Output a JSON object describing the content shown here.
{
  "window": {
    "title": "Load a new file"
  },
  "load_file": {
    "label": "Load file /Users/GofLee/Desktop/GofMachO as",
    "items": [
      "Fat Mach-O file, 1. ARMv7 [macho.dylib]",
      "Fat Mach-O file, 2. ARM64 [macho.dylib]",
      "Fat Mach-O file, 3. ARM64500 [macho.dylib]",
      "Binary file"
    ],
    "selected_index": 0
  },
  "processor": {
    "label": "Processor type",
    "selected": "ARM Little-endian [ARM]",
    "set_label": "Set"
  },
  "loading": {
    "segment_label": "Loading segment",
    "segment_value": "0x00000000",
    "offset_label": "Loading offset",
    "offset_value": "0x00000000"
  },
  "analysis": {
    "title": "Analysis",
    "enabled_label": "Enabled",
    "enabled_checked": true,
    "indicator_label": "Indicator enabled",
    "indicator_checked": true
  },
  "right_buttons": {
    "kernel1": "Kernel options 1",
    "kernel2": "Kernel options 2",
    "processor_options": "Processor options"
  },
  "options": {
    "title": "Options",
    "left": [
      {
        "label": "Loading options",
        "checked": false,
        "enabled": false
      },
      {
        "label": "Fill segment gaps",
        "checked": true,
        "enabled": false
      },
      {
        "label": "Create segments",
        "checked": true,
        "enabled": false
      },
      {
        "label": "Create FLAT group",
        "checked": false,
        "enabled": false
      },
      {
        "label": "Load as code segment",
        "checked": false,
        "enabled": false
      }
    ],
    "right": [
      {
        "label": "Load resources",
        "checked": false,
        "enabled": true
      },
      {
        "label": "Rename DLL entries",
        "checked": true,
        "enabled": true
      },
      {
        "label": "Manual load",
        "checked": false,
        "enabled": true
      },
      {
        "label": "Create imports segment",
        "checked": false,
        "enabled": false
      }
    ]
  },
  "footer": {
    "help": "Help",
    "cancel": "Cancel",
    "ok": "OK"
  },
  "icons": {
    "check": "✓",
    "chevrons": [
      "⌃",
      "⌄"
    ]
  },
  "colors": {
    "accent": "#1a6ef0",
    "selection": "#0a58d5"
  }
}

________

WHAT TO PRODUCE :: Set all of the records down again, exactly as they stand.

COMPLETED EXERCISE ::
Output a JSON object describing the content shown here.
{
  "window": {
    "title": "Load a new file"
  },
  "load_file": {
    "label": "Load file /Users/GofLee/Desktop/GofMachO as",
    "items": [
      "Fat Mach-O file, 1. ARMv7 [macho.dylib]",
      "Fat Mach-O file, 2. ARM64 [macho.dylib]",
      "Fat Mach-O file, 3. ARM64500 [macho.dylib]",
      "Binary file"
    ],
    "selected_index": 0
  },
  "processor": {
    "label": "Processor type",
    "selected": "ARM Little-endian [ARM]",
    "set_label": "Set"
  },
  "loading": {
    "segment_label": "Loading segment",
    "segment_value": "0x00000000",
    "offset_label": "Loading offset",
    "offset_value": "0x00000000"
  },
  "analysis": {
    "title": "Analysis",
    "enabled_label": "Enabled",
    "enabled_checked": true,
    "indicator_label": "Indicator enabled",
    "indicator_checked": true
  },
  "right_buttons": {
    "kernel1": "Kernel options 1",
    "kernel2": "Kernel options 2",
    "processor_options": "Processor options"
  },
  "options": {
    "title": "Options",
    "left": [
      {
        "label": "Loading options",
        "checked": false,
        "enabled": false
      },
      {
        "label": "Fill segment gaps",
        "checked": true,
        "enabled": false
      },
      {
        "label": "Create segments",
        "checked": true,
        "enabled": false
      },
      {
        "label": "Create FLAT group",
        "checked": false,
        "enabled": false
      },
      {
        "label": "Load as code segment",
        "checked": false,
        "enabled": false
      }
    ],
    "right": [
      {
        "label": "Load resources",
        "checked": false,
        "enabled": true
      },
      {
        "label": "Rename DLL entries",
        "checked": true,
        "enabled": true
      },
      {
        "label": "Manual load",
        "checked": false,
        "enabled": true
      },
      {
        "label": "Create imports segment",
        "checked": false,
        "enabled": false
      }
    ]
  },
  "footer": {
    "help": "Help",
    "cancel": "Cancel",
    "ok": "OK"
  },
  "icons": {
    "check": "✓",
    "chevrons": [
      "⌃",
      "⌄"
    ]
  },
  "colors": {
    "accent": "#1a6ef0",
    "selection": "#0a58d5"
  }
}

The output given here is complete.